Problem details
Report every line of the records below that includes the string "pacjenci".
+ + + +
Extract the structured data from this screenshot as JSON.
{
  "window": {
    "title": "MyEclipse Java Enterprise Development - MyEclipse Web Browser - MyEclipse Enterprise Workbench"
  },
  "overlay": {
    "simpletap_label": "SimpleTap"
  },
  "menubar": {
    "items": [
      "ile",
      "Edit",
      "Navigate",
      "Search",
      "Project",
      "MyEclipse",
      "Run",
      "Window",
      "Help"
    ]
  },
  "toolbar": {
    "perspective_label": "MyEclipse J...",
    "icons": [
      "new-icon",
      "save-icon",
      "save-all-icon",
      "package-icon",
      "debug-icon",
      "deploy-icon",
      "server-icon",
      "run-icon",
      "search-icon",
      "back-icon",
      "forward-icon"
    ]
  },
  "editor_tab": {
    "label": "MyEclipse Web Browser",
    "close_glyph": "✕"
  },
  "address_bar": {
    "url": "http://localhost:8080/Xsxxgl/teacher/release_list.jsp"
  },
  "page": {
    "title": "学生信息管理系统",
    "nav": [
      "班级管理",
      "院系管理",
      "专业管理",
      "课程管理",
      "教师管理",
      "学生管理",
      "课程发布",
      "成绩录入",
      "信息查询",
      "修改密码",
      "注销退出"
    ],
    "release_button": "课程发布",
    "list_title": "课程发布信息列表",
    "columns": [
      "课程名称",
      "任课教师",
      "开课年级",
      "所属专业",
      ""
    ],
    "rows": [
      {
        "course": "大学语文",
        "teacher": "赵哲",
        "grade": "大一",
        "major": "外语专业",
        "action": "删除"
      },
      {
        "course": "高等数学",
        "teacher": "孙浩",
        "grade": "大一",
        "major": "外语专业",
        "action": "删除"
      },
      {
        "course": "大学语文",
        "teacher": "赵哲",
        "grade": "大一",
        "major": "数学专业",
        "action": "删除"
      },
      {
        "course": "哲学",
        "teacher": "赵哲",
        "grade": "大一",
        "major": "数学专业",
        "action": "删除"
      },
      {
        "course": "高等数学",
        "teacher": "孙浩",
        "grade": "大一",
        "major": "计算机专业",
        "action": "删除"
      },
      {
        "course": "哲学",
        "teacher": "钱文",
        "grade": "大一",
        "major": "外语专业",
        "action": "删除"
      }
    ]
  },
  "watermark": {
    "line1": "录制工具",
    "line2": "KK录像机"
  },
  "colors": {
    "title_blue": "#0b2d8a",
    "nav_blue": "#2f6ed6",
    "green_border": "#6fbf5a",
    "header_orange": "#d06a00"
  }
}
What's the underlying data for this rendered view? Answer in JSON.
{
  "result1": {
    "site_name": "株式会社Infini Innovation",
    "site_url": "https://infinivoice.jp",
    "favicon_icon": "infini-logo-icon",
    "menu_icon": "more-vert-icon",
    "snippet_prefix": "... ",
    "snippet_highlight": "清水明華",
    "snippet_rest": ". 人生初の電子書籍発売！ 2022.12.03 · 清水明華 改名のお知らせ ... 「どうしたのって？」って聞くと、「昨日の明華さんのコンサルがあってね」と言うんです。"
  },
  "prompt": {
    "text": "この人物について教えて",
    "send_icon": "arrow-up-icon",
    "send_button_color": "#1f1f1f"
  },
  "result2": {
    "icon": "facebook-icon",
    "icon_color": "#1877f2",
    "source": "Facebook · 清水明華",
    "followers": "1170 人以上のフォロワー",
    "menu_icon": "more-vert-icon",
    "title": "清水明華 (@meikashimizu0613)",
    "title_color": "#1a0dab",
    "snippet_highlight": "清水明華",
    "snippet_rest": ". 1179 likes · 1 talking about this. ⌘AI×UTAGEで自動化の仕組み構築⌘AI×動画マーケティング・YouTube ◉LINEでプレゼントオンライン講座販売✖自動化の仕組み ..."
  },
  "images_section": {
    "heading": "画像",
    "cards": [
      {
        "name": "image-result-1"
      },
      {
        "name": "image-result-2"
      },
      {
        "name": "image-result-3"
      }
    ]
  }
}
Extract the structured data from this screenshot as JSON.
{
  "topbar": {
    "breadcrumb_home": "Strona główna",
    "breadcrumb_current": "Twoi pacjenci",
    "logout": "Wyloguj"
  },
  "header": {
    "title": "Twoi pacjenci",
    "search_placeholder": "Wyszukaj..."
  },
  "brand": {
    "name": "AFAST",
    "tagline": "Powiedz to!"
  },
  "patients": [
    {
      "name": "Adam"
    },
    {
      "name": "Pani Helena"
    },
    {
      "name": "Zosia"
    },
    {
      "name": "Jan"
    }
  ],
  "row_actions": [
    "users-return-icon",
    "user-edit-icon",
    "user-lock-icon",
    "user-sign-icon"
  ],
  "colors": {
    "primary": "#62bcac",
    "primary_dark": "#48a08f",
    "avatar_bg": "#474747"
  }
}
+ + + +
Answer space
    "breadcrumb_current": "Twoi pacjenci",
    "title": "Twoi pacjenci",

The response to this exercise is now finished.